It's obvious that the concept behind Elim Sound is much more than just a collection of songs on an album and that developing the skills and relationships of worship teams throughout the Elim Movement is equally important. "We believe that relationship is the key to encouraging one another and facilitating change and development in ministry," agrees Joel. "We have learnt that relationship is a good first step if we are going to have a positive influence on worship leaders," adds Sam. "We realise that leading corporate sung worship involves a whole team of people and we are looking to engage every member in the development of their practical skills and spiritual capacity."
I ask how the new album, 'Fresh Mercy', has been received. "The feedback has been really positive," Ian is happy to report. "For us, it's about the songs connecting with people and songs like 'The Kingdom Is Coming' and 'To Behold You' seem to have done just that.
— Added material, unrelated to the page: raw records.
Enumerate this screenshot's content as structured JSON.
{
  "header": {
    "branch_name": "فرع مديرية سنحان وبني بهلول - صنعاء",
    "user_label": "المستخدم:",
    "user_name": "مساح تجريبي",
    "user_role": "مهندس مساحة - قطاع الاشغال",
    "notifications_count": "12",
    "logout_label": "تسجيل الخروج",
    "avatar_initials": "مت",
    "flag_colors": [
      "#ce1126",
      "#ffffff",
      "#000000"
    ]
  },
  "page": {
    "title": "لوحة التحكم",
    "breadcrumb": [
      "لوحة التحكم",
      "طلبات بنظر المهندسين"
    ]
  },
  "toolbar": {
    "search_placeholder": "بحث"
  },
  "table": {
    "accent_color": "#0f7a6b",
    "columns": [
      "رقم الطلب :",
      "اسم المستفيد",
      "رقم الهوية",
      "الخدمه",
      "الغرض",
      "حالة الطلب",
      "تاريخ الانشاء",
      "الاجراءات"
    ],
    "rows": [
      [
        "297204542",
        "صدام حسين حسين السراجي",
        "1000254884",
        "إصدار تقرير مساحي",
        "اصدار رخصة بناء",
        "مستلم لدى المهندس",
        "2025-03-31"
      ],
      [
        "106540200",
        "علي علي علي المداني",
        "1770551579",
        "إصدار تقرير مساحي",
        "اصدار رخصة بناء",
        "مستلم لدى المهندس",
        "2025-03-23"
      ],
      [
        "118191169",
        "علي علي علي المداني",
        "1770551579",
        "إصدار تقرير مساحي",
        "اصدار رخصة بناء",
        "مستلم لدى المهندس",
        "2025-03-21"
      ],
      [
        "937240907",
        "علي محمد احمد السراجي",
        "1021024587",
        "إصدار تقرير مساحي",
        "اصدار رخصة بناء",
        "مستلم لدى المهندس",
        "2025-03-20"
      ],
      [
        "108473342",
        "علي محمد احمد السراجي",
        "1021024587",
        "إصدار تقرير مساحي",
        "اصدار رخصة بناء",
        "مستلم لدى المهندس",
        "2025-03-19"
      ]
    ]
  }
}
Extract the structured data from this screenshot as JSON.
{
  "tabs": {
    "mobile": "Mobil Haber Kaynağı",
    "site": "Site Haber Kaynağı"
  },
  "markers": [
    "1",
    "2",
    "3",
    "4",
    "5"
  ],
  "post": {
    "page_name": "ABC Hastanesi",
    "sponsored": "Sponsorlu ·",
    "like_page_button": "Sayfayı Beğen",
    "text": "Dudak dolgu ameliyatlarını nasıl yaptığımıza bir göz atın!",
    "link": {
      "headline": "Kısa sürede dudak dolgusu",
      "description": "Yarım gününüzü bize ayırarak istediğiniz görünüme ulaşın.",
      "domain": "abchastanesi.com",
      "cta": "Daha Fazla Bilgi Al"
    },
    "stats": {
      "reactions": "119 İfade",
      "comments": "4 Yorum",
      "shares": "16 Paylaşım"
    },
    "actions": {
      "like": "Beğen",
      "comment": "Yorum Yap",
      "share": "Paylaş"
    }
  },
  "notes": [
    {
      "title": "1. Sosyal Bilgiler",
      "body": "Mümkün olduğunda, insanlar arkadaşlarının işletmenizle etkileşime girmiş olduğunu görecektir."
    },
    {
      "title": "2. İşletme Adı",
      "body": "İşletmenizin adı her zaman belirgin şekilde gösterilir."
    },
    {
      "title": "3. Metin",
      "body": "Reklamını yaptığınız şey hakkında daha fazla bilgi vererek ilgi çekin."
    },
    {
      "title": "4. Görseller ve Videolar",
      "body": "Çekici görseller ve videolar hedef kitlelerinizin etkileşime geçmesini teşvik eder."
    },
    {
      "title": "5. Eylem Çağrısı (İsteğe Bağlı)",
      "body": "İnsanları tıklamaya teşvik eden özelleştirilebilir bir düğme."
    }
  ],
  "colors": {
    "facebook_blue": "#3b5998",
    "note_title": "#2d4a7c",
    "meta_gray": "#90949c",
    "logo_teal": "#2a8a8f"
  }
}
In fact, 'To Behold You' has already been recorded by other artistes and has been sung at New Wine, Creation Fest and other events."
Given that there are four main contributors within Elim Sound, I wonder how this affects the songwriting process. "We work in twos initially before bringing our initial ideas to the whole group for everyone to have an input into the songs," explains Stephen. "Our writing relationship has been described as a four-way marriage - happy, sad, joyful and occasionally frustrating!" Sam jokes. "All of us are the better for it though and the songs definitely come out stronger. We are great mates first and foremost."
Whilst the other members of Elim Sound are keen to point out Sam's creative musical gifting, he himself is aware of the other talents within the group. "Stephen, Ian and Joel are all great songwriters and seasoned worship leaders in their own right and I feel privileged to work with these guys. Stephen is possibly the most organised person I know whilst Joel is a great networker and a natural leader with a strong pastor's heart. Ian presses in hard to the Holy Spirit to get the thing of God - a creative catalyst, whether it's in a songwriting, worship leading or socialising sense."
Despite this camaraderie, living in four different parts of the country made the recording of 'Fresh Mercy' more challenging but it seems any such problems failed to detract from the overall experience, as Ian confirms. "Recording the vocal for 'Bless Your Name' was a really powerful moment. The presence of God was so strong and, even though it's a simple song lyrically, it talks about the fact that we are completely forgiven and restored and there is a lot of the depth to those words. Another high point was writing 'Let The Fire Fall' where Joel and I had 15 minutes left before we had to go home. We were sitting in a small corridor at Elim HQ in Malvern and, as we worshipped, the song just came. It was one of those special moments."
In addition to the recording of 'Fresh Mercy', taking their songs out on the road has also been a positive experience for Elim Sound. "I have just finished doing New Wine and Ablaze 2011 events where the songs have been picked up quickly and used by thousands to engage with God," enthuses Sam. "Leading worship on the New Wine main stage was a real privilege and to see and lead that many people worshipping God was a very memorable moment."
With things most definitely on the up for Elim Sound, it seems that a busy and productive future is guaranteed. "We have an eight city tour of UK Elim churches this autumn," confirms Joel. "We'll also continue to develop the networks and resources that we've started to build up and we've begun work on the next album."
"We have a five year plan for Elim Sound and it's really exciting," adds Ian. "We can't wait to see what's going to happen!"The opinions expressed in this article are not necessarily those held by Cross Rhythms. Any expressed views were accurate at the time of publishing but may or may not reflect the views of the individuals concerned at a later date.